An elite environmental services consulting firm sought help to build out marketing and business development to double their profits over the next several years.
The obvious way to expand, and the one widely adopted their industry, was to add a compliance and remediation practice to the firm’s litigation support and engineering practices. Firm leadership rejected this strategy, feeling strongly that mixing cost-sensitive and highly-technical services would dilute both profitability and the firm’s culture. Growth would have to come from their existing markets.
In a business where final deliverables require a deep technical analysis based on solid science, the firm’s current positioning rested on the quality of written communications and attentiveness to detail. This failed to provide a credible and compelling reason to select their firm above others. Other firms could and did make similar claims which were difficult for potential clients to verify.
I persuaded the firm’s Executive Staff to re-think the firm’s value and marketing.
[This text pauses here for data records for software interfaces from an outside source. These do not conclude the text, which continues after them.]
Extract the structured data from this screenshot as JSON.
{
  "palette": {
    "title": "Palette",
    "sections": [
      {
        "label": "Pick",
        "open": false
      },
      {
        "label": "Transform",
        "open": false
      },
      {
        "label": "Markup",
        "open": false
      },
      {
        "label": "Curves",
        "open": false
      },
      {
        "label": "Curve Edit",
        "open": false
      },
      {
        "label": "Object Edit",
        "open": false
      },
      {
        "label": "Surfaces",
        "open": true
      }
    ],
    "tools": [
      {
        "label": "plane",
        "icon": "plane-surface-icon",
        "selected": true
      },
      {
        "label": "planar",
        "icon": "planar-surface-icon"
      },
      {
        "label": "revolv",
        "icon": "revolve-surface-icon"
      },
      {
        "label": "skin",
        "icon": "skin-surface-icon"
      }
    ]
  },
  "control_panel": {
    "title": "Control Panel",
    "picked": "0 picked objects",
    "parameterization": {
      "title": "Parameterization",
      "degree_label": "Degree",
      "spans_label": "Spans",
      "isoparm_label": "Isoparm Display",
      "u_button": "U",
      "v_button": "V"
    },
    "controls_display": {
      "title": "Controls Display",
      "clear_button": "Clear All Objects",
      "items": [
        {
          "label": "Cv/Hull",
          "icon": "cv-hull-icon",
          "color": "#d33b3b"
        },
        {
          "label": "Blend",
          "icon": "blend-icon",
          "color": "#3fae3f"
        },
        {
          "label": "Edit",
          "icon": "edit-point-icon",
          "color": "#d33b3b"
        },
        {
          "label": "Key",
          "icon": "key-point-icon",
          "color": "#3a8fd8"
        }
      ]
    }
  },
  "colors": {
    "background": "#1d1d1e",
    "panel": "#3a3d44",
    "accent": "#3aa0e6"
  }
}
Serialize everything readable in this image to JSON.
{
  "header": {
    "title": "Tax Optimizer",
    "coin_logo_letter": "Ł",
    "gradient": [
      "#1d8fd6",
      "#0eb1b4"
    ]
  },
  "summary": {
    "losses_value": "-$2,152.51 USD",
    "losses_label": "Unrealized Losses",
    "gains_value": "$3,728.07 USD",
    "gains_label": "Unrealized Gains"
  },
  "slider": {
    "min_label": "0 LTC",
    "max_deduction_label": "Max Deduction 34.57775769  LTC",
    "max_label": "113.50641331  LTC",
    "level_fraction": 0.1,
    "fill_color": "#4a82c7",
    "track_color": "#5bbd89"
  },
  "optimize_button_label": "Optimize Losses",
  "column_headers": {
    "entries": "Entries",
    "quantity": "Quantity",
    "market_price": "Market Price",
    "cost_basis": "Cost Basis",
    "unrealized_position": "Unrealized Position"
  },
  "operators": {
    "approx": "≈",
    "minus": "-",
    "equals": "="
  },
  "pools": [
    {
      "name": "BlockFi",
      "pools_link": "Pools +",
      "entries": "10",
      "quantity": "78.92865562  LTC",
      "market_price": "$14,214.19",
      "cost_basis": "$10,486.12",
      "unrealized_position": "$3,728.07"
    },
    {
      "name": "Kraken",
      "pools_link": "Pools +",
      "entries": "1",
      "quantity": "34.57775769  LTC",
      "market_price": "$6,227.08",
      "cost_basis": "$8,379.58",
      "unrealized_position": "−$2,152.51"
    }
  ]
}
We agreed on a comprehensive strategic marketing plan outlining positioning, focus, activities, priorities, and sequencing for the next 18-24 months.
Interviews with more than a dozen clients revealed the true differentiator was not, as the conventional wisdom would have it, the quality of the report and the technical knowledge behind it. A number of clients remarked that this firm was unique in how it delivered its recommendations. It delivered a single report integrating the needs of three separate levels of internal management.
Competing firms typically wrote their reports in a jargon-filled, academic style inaccessible to senior executives without technical degrees. The need for rock-solid science gave way to broader business issues as recommendations effecting millions of dollars in assets progressed up the client’s hierarchy. The firm’s single report provided a hat-trick: saving time, money, and resources.
The firm’s new Strategic Marketing Plan re-thought the firm’s marketing strategy, goals and tactics. Answering, “Why do your clients select your firm over other, often excellent, choices?” provided the confidence needed to concentrate the firm’s limited resources.
The firm’s leadership was surprised to find three major impacts where they expected only one.
1. Repositioning itself, in terms of how it worked rather than merely what it produced, created a compelling brand that made it easy to identify and align around the highest value marketing and business development activities. The difference between strategic and opportunistic clients became obvious. The firm’s marketing blurred the lines between marketing and sales to integrate perfectly with the Sandler Sales principles.
Two other benefits quickly surfaced that the Managing Director credited to the Plan.
2. Knowing exactly why their clients selected their firm was a boon to the staff that did much of the day-to-day technical analysis and report writing.
3. Attracting the industry’s brightest to work for a small, less known firm had always been a challenge. Clarity around how the firm delivered value made it easier to attract employees who matched the firm’s values.